early business decision Jeff neither endorsed nor agreed with.


Jeff with Evie’s brother Caleb on cousin Mark’s farm.

Jeff relaxing at the farm (with black eye after accident playing squash!).

  And then there was the front man and songwriter Jeff, whom I traveled alone to meet and stay with during the summer I was 17.
  His face was its own recognisable brand it seemed, as women in cafes ogled the man who was footing my bill for drinks -- on roundabouts they stared and winked dangerously from luxury sports cars.
  He hardly seemed to notice, retreating to his studio to write at the end of the day, asking me to be careful with his stereo (eye-roll) and help myself to the German beer in the fridge (which I did, feeling bad now for the eye-rolling incident circa moments earlier).
  It was clear that he was not absorbed with recapturing his early years, instead focusing on his professional songwriting career, touring with his band across Europe, TV appearances, lecturing, his close-knit family and his hair (as all men of music do).
In my close-to-a year in Israel I learned that they danced to Yellow River in clubs, and my German, Danish, Japanese and Swedish friends covered it in their best drunken broken English in hostel bars and discothèques; I had to wonder why after a couple of successful albums and a pretty constant touring schedule, multiple re-masters and releases around the world when Yellow River, admittedly a great song, wouldn’t give way to another Christie song.
However I also learned that to write one good song that made people happy even momentarily was quite a lot to achieve.
I left Jeff’s home with a newfound love of imported cigarettes and alcohol and a gift — a book of poetry, which would be my formal introduction to the serious work of Auden, Douglas, Hughes, Larkin, and Yeats and some advice: don’t live a clichéd life, my dear.
As a writer this advice was indispensable: work hard, be original.
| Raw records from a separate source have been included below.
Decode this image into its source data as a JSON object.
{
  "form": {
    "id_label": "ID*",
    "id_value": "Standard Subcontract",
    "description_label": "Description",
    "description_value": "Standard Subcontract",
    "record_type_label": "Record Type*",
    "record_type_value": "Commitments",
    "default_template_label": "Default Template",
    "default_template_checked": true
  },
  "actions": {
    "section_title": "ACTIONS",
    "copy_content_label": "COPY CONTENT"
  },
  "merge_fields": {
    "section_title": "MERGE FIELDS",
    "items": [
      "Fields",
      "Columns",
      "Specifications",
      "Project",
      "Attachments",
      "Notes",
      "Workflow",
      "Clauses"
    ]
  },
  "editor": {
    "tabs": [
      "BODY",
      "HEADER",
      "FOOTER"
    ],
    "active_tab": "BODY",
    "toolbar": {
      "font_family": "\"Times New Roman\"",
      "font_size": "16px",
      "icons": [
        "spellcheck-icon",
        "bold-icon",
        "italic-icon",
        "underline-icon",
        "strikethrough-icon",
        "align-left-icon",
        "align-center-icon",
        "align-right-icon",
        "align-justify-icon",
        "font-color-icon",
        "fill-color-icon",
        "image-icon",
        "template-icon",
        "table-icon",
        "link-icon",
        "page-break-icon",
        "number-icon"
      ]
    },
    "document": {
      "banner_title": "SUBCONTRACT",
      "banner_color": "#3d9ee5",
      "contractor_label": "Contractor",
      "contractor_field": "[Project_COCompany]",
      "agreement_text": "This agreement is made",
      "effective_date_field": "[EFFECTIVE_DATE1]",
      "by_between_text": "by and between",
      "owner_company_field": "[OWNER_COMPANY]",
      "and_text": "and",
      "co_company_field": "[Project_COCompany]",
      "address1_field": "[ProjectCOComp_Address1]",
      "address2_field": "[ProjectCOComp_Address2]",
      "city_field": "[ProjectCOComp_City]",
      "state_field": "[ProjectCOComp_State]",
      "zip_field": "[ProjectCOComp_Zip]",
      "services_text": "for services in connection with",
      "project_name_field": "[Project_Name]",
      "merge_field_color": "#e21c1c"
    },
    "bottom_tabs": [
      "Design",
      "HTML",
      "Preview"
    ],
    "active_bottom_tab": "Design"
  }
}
I also learned that beyond the work ethic one could only do so much and that a good poem, story (and indeed hit song) is quite a lot to give the world."


Jeff Christie mellowing out, sitting on the front porch of his late Uncle Morris' house in Lakefield, Ontario , with Gary Christie (whose son is speed ace Jodi), Grant Christie, a guy named Frank who was a friend of the man next to him, Mario Weissenberger, and Mark Christie (Evie’s dad).
  Jeff recalls how he met Mario:
“One day whilst the band were trying to negotiate a meal in Mar del Plata, Argentina, a guy over at the bar watched our antics with amusement.
  “He came over and introduced himself saying he would be happy to translate and end our famine!
  “This he duly did and then sort of attached himself to our circus; though at first treated cautiously by all, he eventually overcame our suspicion and became indispensable as we toured Argentina continually.
  “He and I became good friends that lasted many years.
  “Born in Buenos Aires from German immigrant parents, he married a New Jersey girl called Judy, had kids, settled there and worked for her father. He was he was always gracious and kind to me and never tried to be anything other than a good friend.
  “He brought his family to meet me one holiday in the El Montiboli Hotel in Villajoyosa, Spain, which in later years was where the England squad stayed during a World Cup.
  “He also came to meet up on one of my many visits to my family in Canada as seen in picture, and I also stayed with him at the family home in New Jersey one time.
  “The last I heard of him was around '84/5 after he left his wife, hooked up with a much younger woman and came to England where he made a beeline to me, stayed at the house for a few days before repairing to the Lake District with me.
  “I never heard from him after that and couldn't figure it at all. I tried not long ago to track him with no success.”